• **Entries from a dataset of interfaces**
------

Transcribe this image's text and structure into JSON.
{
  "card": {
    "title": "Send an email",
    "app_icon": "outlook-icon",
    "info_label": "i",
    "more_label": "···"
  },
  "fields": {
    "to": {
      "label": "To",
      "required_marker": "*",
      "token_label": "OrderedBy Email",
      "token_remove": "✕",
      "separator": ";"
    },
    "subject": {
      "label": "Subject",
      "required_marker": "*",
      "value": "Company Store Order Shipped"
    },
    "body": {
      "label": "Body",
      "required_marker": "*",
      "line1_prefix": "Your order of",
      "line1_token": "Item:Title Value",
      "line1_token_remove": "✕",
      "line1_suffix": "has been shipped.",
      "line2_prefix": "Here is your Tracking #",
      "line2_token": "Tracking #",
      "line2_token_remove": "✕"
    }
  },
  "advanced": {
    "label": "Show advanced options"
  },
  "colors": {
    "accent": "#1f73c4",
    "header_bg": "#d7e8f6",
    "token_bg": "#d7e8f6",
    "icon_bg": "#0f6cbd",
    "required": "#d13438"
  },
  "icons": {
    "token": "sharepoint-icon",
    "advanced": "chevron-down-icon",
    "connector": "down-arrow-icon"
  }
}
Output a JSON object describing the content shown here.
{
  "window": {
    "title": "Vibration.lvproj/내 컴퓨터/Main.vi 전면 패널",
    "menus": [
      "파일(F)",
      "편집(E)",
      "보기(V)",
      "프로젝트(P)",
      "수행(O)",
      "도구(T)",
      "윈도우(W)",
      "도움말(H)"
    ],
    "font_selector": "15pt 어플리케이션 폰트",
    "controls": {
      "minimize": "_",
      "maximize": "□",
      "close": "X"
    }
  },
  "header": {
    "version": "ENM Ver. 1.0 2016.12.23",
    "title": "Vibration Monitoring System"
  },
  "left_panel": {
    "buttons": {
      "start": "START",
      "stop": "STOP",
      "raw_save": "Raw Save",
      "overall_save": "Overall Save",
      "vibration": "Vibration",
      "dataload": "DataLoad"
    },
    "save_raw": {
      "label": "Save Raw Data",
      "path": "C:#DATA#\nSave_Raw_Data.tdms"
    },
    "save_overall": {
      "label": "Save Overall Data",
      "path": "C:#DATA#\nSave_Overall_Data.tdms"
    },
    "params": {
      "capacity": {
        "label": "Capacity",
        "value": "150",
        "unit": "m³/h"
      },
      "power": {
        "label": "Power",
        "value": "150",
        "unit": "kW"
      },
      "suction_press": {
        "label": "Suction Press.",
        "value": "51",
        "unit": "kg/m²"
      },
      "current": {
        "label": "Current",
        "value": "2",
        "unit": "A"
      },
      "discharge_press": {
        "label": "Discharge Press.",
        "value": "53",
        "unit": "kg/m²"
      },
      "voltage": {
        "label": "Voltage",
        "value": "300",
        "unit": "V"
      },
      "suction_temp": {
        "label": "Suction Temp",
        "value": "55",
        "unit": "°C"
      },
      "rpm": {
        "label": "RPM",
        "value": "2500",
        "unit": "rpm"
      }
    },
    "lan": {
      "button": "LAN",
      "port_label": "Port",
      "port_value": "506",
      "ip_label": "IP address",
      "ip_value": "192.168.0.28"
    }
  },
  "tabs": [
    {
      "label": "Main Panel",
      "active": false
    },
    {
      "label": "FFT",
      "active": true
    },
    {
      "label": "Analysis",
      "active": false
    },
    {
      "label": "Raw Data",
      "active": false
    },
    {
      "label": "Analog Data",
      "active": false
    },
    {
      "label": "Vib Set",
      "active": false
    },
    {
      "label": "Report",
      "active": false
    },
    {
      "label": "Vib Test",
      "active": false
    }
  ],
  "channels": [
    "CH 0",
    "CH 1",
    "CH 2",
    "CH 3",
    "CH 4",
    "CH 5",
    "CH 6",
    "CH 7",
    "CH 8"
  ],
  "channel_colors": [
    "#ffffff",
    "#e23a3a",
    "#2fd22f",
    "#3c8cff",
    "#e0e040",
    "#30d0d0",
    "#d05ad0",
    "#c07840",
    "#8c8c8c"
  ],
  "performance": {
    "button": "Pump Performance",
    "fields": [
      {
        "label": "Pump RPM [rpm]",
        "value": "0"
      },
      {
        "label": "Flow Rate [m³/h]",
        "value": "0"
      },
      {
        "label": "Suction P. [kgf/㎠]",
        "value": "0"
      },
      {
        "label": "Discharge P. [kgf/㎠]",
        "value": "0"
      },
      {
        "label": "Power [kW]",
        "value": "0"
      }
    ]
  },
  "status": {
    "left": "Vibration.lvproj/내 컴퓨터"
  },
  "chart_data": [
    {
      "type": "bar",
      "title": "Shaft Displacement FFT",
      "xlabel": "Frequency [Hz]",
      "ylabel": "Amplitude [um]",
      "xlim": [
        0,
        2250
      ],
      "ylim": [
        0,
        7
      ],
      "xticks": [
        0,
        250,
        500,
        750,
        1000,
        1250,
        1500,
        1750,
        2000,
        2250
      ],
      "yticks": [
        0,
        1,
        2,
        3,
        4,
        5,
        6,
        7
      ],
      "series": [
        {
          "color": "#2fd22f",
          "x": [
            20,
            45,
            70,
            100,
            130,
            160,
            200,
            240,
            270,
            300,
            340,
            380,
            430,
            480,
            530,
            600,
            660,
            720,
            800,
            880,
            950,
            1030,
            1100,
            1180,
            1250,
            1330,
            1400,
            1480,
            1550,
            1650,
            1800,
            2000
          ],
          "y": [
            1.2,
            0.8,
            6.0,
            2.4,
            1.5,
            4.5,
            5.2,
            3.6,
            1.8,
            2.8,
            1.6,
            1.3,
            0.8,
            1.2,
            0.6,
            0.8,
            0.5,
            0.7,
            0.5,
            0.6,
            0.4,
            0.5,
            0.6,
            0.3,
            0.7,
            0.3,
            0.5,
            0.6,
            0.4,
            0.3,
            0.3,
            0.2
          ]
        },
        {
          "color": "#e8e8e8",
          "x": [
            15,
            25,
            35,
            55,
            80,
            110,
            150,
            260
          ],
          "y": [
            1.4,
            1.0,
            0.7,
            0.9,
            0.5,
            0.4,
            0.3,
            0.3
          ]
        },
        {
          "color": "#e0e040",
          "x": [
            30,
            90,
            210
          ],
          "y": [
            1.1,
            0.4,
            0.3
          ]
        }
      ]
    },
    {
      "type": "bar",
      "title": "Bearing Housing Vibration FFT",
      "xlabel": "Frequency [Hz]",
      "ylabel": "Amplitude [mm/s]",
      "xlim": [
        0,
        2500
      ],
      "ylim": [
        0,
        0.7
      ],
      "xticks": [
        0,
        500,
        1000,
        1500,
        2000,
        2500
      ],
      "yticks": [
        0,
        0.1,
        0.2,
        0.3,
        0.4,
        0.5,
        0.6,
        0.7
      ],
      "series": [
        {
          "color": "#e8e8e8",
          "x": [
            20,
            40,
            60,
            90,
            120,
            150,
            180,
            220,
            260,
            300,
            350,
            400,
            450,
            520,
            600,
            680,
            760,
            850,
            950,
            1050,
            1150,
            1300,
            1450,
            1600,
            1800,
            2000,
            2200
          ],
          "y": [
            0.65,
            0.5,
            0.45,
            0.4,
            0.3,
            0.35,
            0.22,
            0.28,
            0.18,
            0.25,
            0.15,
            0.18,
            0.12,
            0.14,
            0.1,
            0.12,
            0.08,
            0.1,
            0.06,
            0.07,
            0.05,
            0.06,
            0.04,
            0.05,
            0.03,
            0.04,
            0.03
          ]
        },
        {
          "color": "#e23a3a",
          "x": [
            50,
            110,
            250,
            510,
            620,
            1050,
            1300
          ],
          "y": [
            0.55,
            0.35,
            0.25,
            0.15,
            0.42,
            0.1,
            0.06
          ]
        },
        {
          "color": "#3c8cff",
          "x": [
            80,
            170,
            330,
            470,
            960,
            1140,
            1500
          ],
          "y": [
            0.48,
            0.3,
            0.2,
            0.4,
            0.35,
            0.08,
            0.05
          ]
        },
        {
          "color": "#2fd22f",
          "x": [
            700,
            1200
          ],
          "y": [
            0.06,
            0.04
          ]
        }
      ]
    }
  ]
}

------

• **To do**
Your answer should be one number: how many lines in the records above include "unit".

• **Answer space**
8